Source material
*** Block opens ***
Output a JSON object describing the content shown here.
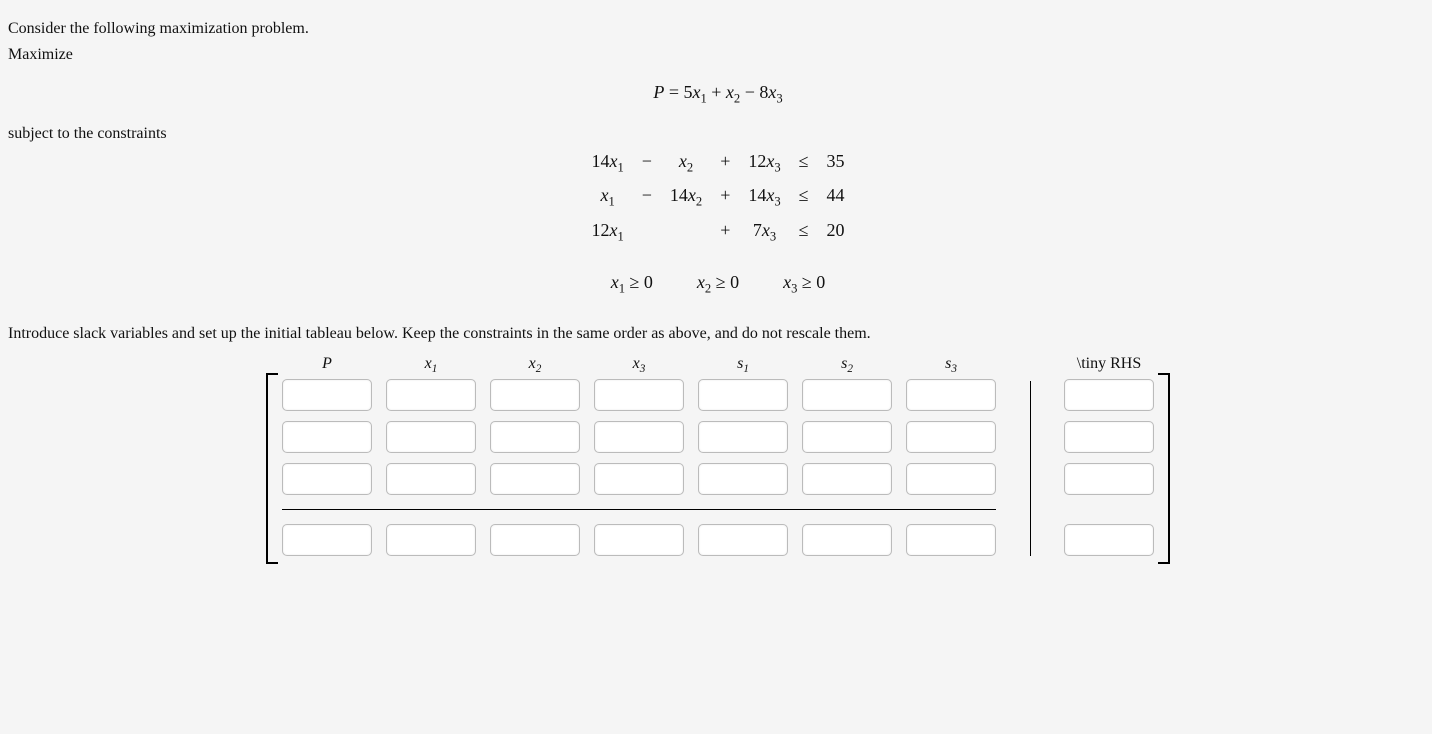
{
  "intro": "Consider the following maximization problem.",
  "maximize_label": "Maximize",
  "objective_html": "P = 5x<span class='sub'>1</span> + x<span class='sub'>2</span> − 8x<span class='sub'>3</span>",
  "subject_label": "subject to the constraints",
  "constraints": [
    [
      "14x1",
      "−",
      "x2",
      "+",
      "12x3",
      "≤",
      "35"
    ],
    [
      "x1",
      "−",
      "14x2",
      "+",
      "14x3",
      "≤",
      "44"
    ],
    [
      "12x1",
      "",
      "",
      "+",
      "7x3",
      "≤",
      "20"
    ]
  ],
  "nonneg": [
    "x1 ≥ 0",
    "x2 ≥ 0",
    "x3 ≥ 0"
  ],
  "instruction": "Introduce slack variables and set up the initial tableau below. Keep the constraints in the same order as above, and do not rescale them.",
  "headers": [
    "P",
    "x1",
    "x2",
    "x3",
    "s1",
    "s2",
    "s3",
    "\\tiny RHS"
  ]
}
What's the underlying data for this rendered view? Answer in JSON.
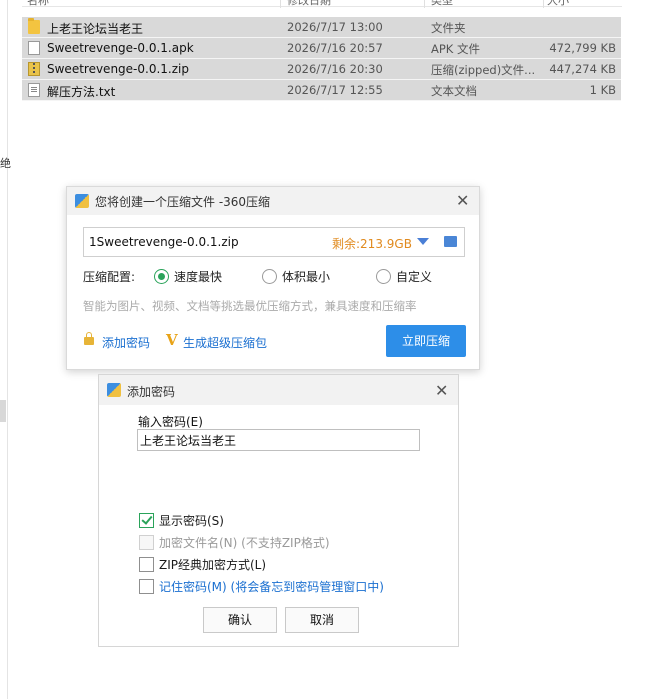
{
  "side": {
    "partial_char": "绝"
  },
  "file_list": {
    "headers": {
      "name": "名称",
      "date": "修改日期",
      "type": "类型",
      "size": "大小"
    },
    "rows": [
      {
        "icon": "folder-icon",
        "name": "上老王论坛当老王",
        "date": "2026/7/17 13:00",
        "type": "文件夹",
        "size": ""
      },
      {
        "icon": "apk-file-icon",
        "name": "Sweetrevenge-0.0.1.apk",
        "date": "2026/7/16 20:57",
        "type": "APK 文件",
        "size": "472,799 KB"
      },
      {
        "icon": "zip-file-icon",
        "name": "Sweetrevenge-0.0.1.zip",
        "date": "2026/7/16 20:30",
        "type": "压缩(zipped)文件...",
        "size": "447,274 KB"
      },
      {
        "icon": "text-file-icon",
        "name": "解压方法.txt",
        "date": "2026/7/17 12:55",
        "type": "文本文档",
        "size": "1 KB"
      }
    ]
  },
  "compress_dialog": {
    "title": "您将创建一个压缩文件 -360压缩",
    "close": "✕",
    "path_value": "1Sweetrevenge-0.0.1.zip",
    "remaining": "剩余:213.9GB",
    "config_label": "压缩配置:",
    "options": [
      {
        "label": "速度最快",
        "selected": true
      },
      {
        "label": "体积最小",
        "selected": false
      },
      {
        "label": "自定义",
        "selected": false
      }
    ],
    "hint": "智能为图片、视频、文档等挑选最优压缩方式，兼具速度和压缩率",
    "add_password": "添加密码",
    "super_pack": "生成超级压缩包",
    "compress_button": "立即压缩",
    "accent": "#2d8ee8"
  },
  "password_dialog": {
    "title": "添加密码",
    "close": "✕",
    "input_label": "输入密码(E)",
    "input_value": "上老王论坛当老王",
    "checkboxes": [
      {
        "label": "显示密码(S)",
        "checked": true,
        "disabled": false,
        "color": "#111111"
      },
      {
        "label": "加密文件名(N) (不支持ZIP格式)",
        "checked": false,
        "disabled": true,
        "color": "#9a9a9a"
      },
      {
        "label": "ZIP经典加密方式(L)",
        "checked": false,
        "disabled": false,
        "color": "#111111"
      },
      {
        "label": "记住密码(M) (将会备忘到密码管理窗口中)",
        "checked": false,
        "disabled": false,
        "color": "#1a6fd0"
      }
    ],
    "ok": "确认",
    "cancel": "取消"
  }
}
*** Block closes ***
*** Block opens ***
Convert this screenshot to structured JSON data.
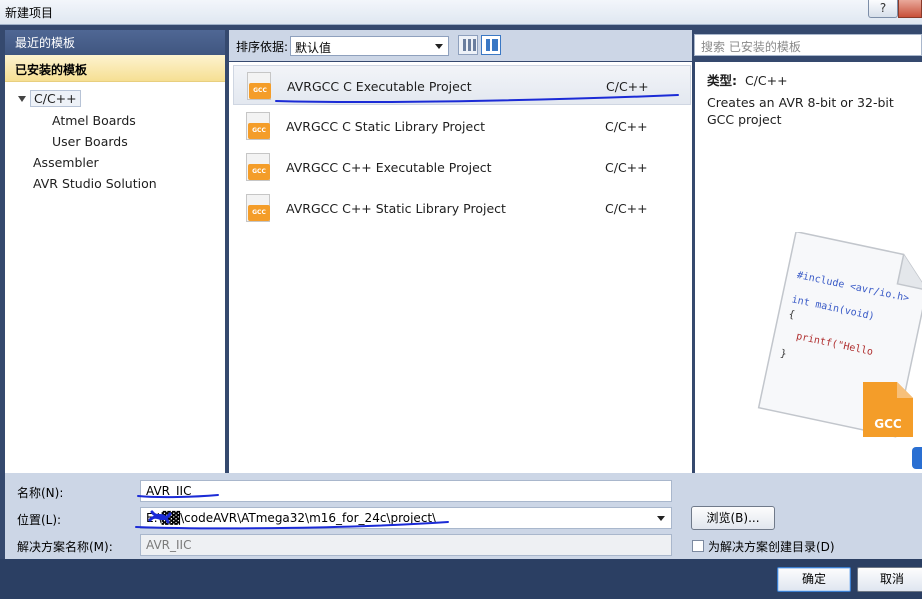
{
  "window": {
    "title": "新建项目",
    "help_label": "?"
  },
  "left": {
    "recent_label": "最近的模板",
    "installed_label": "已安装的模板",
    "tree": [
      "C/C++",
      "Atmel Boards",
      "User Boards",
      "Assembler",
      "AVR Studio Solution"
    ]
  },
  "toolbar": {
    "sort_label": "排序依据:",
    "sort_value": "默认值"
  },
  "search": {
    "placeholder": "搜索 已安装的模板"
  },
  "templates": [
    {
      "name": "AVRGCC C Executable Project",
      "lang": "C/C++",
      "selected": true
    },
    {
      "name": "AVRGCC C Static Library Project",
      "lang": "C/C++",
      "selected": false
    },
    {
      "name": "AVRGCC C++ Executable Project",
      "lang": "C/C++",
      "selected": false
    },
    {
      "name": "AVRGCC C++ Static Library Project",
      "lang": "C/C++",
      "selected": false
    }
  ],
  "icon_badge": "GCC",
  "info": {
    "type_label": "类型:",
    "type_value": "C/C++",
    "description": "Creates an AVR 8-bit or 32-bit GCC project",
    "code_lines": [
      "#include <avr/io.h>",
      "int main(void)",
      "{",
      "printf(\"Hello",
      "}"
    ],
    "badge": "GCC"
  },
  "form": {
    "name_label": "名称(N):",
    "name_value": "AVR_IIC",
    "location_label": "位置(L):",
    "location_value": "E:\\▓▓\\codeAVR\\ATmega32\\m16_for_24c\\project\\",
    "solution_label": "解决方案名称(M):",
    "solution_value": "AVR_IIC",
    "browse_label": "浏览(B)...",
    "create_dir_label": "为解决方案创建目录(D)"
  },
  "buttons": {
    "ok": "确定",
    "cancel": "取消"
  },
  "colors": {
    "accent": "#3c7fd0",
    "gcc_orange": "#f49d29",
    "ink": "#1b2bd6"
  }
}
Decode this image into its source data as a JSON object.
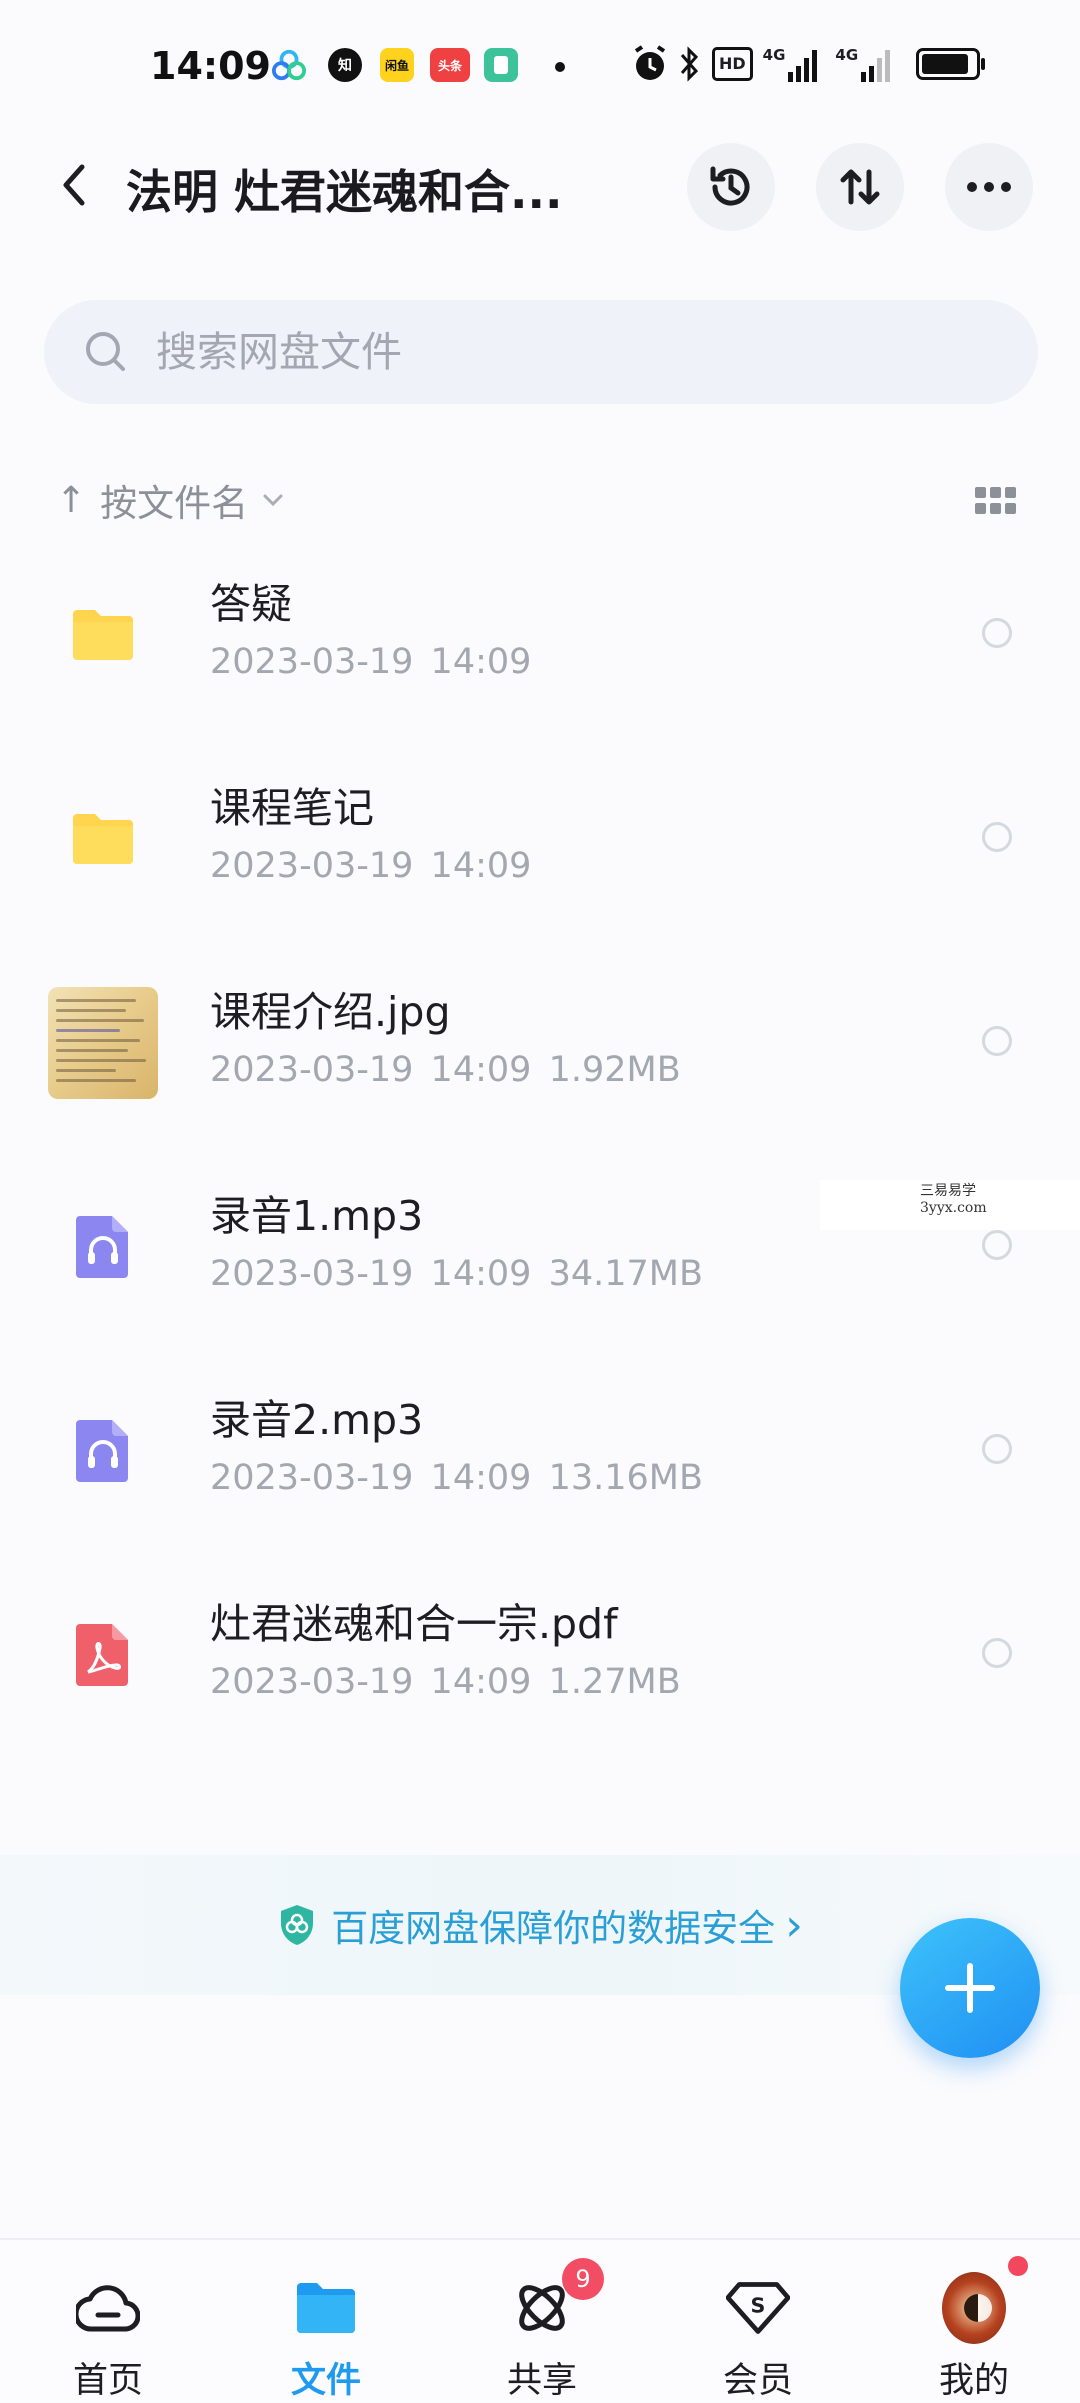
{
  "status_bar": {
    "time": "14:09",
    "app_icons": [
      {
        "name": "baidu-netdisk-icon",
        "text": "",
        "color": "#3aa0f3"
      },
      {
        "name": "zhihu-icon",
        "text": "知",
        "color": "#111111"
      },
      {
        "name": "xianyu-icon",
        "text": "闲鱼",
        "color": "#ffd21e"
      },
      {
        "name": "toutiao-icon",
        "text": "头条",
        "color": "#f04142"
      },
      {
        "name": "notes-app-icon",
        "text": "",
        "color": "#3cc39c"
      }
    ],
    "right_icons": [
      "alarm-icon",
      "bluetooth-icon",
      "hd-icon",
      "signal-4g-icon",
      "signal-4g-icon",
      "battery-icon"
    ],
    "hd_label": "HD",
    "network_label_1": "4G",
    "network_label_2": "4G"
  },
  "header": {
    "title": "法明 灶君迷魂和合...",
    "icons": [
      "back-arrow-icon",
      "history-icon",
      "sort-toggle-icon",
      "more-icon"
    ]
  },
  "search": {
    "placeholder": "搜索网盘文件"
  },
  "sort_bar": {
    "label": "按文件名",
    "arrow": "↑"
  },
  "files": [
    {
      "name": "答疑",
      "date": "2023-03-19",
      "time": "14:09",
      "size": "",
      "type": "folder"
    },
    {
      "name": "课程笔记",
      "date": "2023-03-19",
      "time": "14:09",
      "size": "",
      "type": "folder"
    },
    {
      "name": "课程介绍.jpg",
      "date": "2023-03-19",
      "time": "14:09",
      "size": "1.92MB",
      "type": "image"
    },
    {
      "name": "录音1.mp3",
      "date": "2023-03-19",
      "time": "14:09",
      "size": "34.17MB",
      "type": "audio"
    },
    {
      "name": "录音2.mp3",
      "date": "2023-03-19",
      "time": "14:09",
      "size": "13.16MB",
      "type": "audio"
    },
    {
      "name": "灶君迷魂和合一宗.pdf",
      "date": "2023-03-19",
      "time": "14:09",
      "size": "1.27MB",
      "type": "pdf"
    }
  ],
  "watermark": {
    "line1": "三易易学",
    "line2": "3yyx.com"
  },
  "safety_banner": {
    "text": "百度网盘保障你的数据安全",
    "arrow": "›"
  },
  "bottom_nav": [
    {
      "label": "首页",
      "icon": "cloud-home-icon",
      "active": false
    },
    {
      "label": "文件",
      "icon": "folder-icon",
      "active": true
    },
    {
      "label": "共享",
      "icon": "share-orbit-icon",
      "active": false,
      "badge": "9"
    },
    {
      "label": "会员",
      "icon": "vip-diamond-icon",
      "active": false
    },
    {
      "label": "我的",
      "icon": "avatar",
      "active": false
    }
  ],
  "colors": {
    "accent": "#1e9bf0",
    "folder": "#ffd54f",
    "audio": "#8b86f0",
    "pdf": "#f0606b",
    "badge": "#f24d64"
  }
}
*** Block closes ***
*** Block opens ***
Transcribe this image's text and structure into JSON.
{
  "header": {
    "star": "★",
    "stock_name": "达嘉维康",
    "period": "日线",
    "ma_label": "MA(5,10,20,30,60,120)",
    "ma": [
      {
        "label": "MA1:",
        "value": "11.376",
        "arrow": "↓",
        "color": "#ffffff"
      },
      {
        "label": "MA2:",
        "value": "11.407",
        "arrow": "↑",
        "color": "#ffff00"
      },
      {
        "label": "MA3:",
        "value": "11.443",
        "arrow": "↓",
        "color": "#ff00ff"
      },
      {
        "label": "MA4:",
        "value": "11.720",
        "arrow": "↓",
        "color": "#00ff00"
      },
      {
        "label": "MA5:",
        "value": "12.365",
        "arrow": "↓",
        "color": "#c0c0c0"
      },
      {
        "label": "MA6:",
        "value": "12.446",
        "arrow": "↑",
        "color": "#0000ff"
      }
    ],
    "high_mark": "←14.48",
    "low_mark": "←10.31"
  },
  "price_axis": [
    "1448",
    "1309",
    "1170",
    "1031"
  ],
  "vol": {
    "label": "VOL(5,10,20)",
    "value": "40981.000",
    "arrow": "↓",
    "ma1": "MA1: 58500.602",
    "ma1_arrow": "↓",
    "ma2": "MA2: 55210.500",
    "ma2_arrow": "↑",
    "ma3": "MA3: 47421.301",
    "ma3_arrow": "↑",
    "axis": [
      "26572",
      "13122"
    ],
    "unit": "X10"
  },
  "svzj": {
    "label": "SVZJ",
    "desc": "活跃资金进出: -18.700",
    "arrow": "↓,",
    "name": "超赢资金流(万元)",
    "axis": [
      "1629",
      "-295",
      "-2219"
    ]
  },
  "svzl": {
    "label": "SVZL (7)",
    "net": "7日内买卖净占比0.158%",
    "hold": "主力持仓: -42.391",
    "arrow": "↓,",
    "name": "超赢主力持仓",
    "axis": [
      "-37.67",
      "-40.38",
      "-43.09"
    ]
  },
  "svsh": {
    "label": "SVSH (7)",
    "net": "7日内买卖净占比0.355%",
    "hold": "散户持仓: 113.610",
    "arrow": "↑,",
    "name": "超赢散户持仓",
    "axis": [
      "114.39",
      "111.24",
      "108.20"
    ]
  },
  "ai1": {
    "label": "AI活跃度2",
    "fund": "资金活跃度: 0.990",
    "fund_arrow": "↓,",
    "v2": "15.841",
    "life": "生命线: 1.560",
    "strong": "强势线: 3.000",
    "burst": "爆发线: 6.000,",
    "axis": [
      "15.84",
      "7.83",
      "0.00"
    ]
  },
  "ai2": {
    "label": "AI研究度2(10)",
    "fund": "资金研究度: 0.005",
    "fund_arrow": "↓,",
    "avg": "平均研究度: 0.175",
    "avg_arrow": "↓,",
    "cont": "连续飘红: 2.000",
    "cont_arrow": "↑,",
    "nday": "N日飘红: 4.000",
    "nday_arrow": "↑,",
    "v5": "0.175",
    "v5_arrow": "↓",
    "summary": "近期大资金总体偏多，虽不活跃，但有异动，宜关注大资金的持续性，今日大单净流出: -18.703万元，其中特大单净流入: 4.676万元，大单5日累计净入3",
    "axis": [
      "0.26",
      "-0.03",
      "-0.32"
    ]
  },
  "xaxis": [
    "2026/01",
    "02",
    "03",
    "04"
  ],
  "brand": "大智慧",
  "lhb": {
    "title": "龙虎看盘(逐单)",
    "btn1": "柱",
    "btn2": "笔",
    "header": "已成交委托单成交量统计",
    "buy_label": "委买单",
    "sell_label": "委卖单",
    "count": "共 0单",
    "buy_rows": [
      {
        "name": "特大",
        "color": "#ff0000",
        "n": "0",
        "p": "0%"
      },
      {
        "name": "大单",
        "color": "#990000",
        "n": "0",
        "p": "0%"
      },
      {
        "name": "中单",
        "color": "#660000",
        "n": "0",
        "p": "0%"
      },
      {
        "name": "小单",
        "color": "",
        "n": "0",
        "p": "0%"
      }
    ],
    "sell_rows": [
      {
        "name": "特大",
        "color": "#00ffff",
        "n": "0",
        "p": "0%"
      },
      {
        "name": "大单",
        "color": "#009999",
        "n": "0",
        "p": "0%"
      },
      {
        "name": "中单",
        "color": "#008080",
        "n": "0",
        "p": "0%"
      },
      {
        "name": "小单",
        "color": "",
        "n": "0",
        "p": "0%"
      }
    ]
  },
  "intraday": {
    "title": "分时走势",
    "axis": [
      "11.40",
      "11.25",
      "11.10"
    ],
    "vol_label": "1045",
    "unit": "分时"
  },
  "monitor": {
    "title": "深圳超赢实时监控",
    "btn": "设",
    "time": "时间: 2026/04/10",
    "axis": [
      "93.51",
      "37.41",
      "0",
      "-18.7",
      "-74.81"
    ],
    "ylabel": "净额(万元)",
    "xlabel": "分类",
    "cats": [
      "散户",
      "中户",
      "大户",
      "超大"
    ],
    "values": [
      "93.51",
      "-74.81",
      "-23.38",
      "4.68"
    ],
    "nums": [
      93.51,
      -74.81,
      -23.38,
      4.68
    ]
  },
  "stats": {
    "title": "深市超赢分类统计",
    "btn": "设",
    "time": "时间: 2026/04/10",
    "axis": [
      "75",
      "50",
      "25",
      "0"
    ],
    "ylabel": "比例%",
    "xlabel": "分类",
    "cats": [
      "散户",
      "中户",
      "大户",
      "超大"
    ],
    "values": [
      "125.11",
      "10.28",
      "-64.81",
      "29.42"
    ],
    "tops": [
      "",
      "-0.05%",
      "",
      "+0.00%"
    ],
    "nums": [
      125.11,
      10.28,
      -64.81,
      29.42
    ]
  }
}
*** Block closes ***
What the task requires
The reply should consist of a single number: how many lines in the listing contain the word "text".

Worked solution
8